In January the British Columbia Court of Appeal released its decision in R. v. Rich 2014 BCCA 24 dismissing the appeal in a sexual exploitation case of a convicted sex offender seeking to avoid the immigration consequences of his sentence.
Immigration consequences of a sentence of more than two years
Mr. Rich was convicted of sexual exploitation for abuse involving his youngest daughter. He was sentenced to 2 1/2 years in prison. As a non-Canadian who had lived in Canada since a young boy, the sentence meant he was subject to potential deportation. That’s because the provisions then in effect of the federal Immigration and Refugee Protection Act allowed for deportation of non-citizens sentenced to more than 2 years in prison, without any right of appeal against a removal order.
Mr. Rich’s lawyer argued the sentencing judge should have taken the potential immigration consequences for his client into account when deciding the appropriate sentence. So far, so good. The court has previously decided it’s appropriate in BC for a sentencing judge to consider immigration consequences of a particular sentence. Mr. Rich’s problem was that immigration consequences can’t justify a sentence that would otherwise be unfit, and the sentencing judge found a sentence of less than 2 years was not appropriate.

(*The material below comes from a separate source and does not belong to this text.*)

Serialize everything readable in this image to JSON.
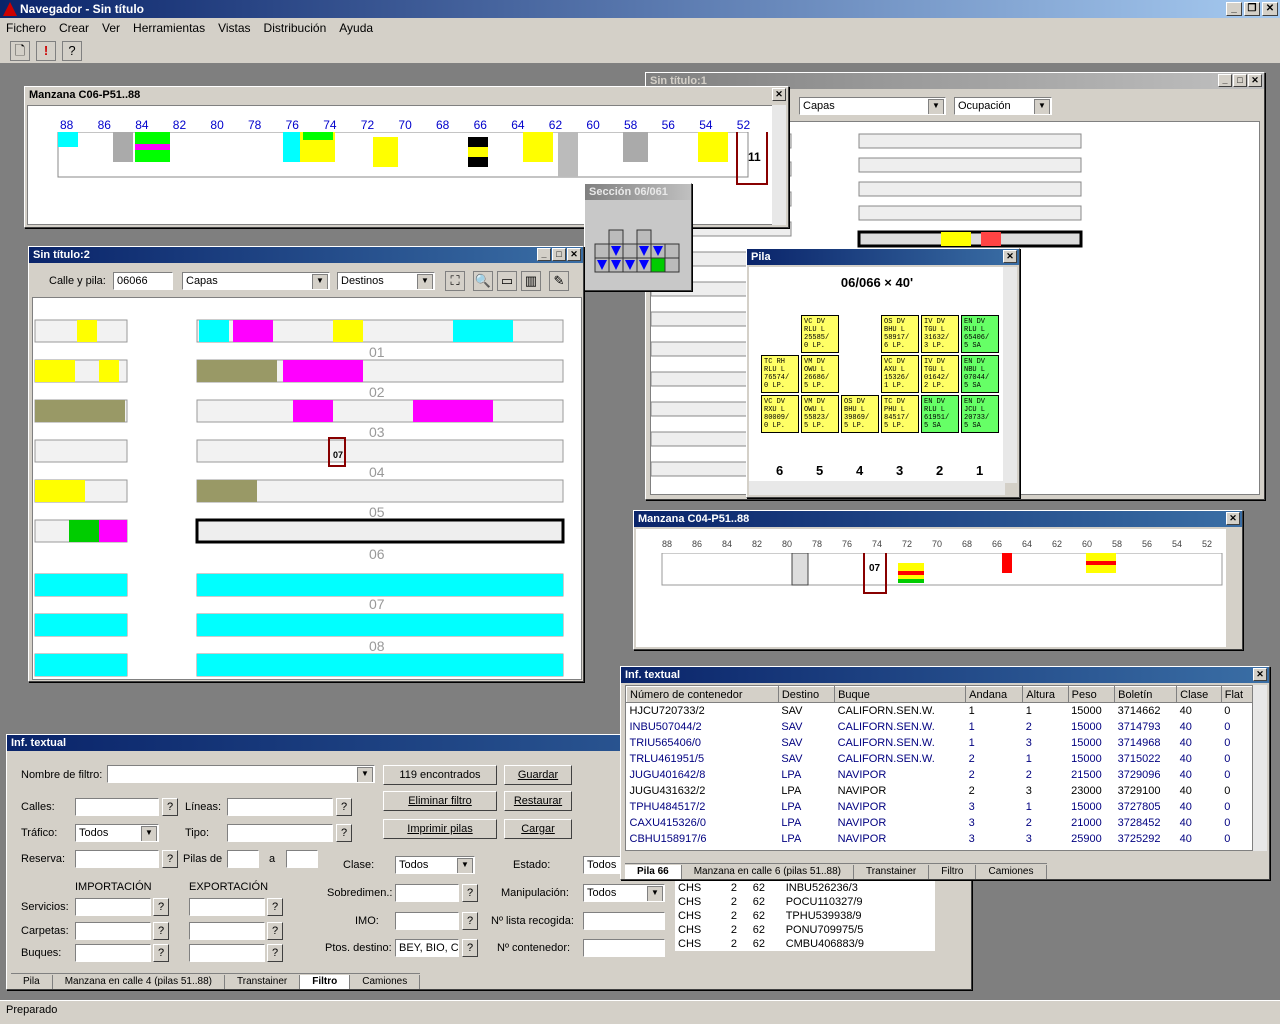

The argument Mr. Rich’s lawyer asked the appeal court to accept went like this. At the time of the hearing of Mr. Rich’s appeal, he had already been in custody for 10 months and was likely a good candidate for parole. If the appeal court replaced the original 2 1/2 year sentence with a suspended sentence followed by probation for 30 months (thereby treating Mr. Rich’s 10 months in custody as probation rather than imprisonment), for practical purposes, it would result in the same remaining punishment, but with 20 months of probation rather than 20 months of parole. This would have avoided any immigration consequences for Mr. Rich.
Wilful blindness, concealment and doublethink
The three appeal judges didn’t buy any of it. Writing for the court, Justice Groberman said that to do so would require the court to engage in an “odd sort of wilful blindness”. In language evocative of George Orwell’s dystopian novel 1984, Justice Groberman said it would be unseemly and inappropriate to engage in “that sort of concealment and doublethink”.
The BC Court of Appeal was right to accept the argument Mr. Rich’s lawyer asked them to accept. Judges, lawyers, accused persons and anyone else who might be interested must be able to read the decisions of our courts and understand why a particular case has been decided in a particular way. We must all be able to know why a particular sentence has, or has not, been imposed. Engaging in the kind of mental gymnastics urged upon the appeal court in this case would not have been good for justice.